▶ **Information**:
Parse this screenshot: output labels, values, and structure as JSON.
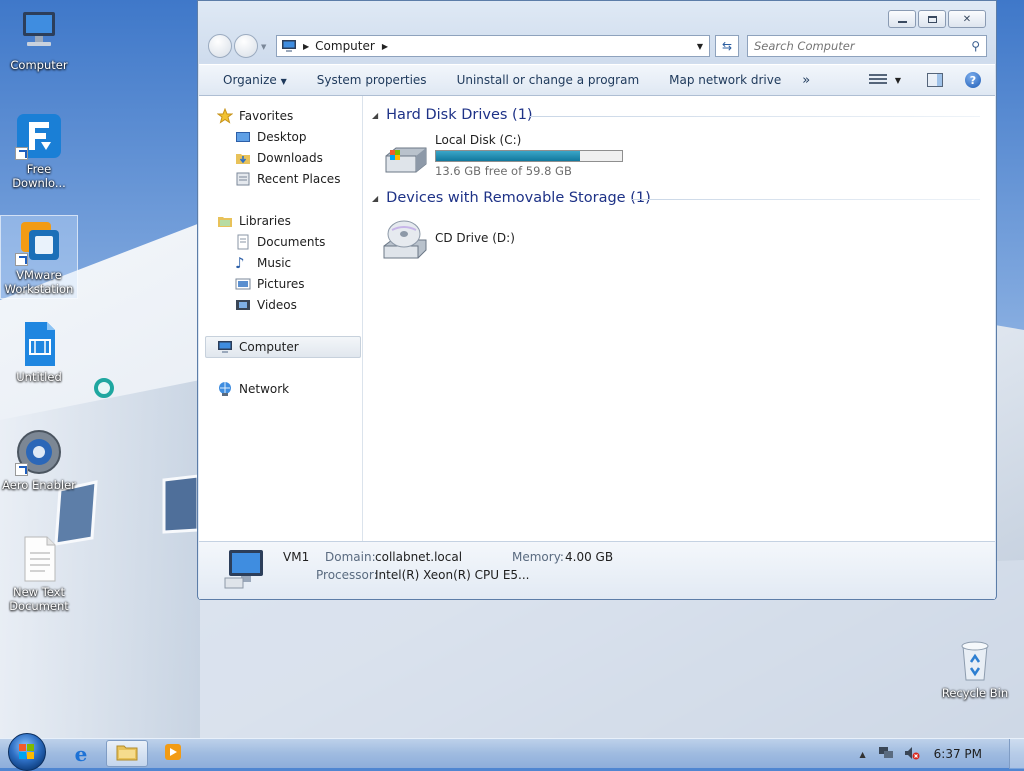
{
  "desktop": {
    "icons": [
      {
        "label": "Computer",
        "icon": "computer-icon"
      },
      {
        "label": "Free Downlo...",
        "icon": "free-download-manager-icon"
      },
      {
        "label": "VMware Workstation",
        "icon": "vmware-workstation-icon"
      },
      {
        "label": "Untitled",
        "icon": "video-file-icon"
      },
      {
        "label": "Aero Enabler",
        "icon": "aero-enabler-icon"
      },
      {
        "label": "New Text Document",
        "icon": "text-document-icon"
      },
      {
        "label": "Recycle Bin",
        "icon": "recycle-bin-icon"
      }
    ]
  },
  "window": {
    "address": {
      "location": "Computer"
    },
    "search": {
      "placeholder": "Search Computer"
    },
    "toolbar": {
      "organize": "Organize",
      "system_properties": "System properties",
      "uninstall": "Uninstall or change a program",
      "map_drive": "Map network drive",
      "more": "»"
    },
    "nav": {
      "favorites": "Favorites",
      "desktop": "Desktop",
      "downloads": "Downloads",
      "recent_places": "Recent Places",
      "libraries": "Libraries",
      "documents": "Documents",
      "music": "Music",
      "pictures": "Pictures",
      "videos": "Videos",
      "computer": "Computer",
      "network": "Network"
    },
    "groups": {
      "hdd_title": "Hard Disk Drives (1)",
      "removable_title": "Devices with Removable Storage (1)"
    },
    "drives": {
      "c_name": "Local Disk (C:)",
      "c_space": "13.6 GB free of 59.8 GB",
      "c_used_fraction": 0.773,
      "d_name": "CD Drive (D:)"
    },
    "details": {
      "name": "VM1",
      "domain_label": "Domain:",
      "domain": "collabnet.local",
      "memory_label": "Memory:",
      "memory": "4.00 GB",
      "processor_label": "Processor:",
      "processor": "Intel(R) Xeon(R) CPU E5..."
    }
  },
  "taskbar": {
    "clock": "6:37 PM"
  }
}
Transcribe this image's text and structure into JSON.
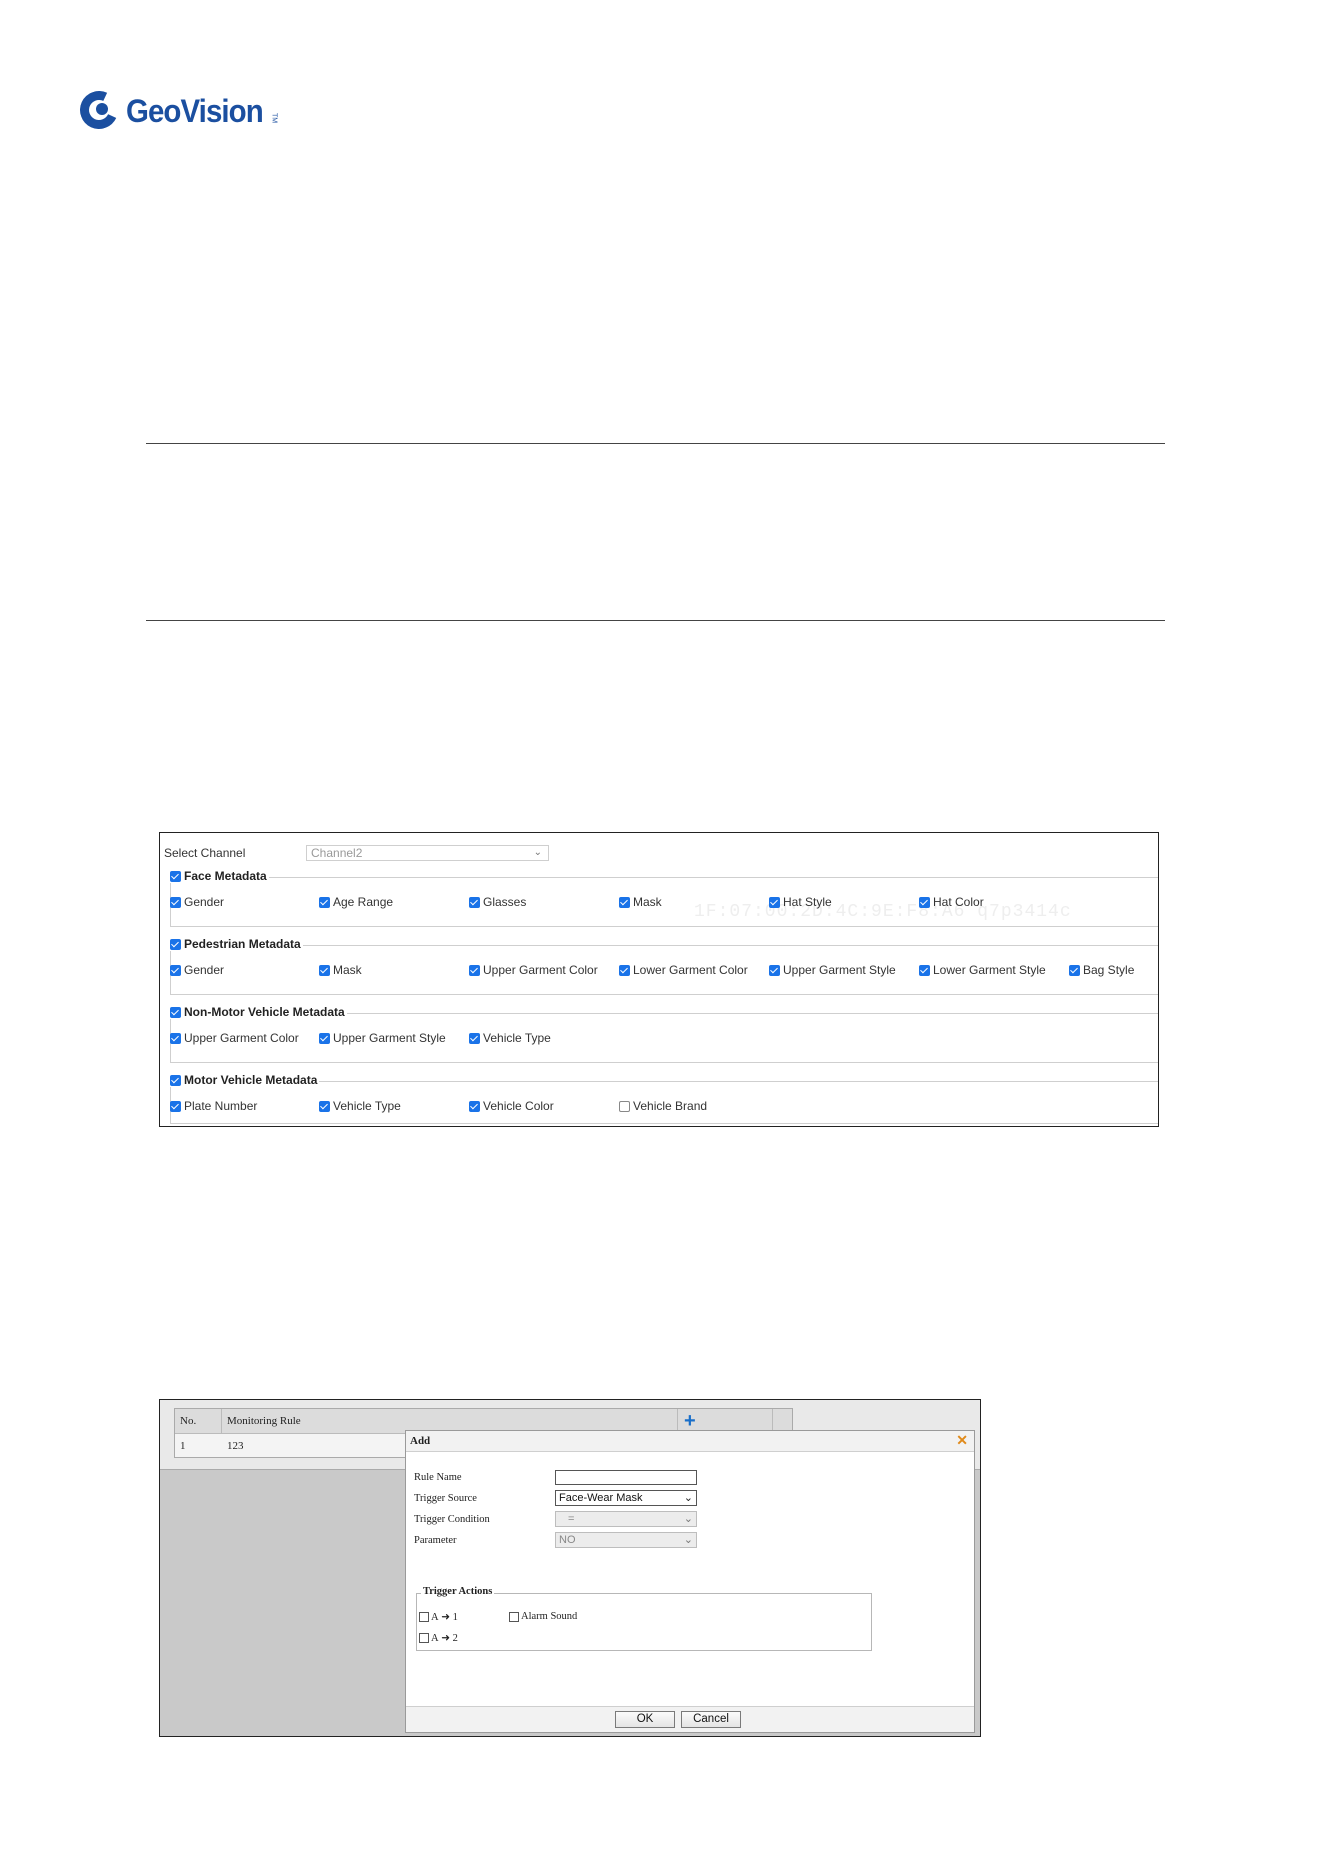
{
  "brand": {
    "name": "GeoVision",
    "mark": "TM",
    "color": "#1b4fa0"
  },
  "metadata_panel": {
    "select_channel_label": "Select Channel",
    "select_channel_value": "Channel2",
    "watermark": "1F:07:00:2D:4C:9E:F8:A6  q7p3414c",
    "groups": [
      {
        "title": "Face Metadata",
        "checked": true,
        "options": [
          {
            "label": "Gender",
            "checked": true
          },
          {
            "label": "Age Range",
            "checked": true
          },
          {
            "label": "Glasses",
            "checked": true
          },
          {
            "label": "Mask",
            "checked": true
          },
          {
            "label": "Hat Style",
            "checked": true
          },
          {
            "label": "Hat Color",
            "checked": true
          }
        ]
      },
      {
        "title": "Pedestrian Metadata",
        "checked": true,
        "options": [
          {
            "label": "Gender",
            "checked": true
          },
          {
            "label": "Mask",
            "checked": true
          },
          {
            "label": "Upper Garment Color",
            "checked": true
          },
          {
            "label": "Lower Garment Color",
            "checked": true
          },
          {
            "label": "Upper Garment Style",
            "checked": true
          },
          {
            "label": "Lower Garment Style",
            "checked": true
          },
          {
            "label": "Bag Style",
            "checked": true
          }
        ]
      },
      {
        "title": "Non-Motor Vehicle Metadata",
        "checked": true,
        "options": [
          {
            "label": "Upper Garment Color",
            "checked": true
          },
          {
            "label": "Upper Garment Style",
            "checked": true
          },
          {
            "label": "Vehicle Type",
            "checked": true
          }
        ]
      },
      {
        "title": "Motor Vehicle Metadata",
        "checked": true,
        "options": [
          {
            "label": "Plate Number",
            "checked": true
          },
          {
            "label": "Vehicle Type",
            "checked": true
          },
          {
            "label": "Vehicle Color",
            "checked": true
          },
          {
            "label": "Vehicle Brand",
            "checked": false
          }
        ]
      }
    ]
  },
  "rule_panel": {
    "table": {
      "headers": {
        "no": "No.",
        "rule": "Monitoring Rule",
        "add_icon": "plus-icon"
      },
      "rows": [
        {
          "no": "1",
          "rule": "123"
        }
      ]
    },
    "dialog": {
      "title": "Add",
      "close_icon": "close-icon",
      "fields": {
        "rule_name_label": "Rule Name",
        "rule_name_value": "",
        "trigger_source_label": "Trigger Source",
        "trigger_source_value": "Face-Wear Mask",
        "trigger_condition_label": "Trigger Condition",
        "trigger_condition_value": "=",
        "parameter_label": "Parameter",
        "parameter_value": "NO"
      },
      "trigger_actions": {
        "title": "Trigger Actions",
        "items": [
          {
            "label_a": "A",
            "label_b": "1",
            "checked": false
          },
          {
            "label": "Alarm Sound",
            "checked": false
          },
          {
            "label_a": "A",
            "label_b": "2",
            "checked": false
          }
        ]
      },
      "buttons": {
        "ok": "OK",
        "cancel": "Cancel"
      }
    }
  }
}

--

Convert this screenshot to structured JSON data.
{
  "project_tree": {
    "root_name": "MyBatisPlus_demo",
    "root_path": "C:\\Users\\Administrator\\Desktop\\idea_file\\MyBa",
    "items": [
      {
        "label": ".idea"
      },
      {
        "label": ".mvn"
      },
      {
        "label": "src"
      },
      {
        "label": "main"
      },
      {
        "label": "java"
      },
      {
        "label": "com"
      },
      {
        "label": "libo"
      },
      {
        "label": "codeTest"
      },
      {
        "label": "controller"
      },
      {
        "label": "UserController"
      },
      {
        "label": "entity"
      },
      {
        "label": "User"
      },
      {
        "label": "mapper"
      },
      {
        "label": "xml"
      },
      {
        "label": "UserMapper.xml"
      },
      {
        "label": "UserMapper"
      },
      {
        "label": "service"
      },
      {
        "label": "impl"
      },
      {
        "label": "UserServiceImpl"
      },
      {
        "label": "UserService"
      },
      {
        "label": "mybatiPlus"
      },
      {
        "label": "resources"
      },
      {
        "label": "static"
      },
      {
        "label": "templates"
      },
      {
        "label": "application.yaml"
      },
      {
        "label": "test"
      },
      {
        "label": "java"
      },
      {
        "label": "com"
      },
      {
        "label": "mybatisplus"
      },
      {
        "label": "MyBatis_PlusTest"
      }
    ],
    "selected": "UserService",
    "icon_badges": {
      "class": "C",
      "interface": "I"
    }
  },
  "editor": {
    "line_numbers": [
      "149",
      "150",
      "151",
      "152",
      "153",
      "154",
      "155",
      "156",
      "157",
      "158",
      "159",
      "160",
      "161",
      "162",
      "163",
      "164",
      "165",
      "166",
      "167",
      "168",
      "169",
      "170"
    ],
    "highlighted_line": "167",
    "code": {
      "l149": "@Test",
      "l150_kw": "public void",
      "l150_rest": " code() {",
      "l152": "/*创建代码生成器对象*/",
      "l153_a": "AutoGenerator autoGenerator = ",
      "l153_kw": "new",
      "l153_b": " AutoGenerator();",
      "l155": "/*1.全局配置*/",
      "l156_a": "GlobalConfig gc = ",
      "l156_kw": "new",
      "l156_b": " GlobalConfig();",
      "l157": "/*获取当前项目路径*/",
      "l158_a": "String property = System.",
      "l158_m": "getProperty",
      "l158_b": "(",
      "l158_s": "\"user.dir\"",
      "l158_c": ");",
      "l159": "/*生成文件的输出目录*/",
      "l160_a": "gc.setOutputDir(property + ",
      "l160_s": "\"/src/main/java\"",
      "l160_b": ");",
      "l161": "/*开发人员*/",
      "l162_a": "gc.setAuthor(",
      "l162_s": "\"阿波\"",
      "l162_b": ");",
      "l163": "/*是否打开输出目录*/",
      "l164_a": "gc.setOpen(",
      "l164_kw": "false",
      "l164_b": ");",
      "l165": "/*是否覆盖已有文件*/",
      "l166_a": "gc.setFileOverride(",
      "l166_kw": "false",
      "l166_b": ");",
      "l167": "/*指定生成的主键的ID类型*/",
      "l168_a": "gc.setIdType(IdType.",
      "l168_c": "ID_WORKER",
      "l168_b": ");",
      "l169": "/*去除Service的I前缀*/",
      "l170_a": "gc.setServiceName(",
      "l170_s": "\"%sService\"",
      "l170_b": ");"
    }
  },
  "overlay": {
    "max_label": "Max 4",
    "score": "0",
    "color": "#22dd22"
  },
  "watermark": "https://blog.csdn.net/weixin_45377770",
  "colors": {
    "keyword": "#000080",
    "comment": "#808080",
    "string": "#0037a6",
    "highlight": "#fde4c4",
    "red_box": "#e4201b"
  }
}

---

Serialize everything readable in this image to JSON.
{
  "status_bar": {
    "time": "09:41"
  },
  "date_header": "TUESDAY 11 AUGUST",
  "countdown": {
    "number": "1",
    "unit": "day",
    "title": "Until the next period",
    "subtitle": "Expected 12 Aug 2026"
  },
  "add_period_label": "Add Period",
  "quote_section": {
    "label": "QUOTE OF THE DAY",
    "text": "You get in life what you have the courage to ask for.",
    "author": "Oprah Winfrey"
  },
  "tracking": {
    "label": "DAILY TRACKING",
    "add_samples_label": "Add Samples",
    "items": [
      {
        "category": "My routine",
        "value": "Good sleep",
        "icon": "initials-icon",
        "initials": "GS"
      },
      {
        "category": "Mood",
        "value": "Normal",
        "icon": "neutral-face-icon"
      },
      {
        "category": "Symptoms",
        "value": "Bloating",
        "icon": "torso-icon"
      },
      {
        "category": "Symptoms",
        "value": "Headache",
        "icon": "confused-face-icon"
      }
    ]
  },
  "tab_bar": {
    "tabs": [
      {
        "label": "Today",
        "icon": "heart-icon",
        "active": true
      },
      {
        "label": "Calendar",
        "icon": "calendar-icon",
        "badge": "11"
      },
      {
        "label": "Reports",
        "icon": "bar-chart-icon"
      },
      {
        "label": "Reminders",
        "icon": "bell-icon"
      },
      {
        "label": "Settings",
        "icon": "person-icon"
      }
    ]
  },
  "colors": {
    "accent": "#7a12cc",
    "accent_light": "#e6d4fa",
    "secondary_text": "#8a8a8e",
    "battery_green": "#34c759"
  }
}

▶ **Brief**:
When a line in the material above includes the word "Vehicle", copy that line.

▶ **Written solution**:
        "title": "Non-Motor Vehicle Metadata",
            "label": "Vehicle Type",
        "title": "Motor Vehicle Metadata",
            "label": "Vehicle Type",
            "label": "Vehicle Color",
            "label": "Vehicle Brand",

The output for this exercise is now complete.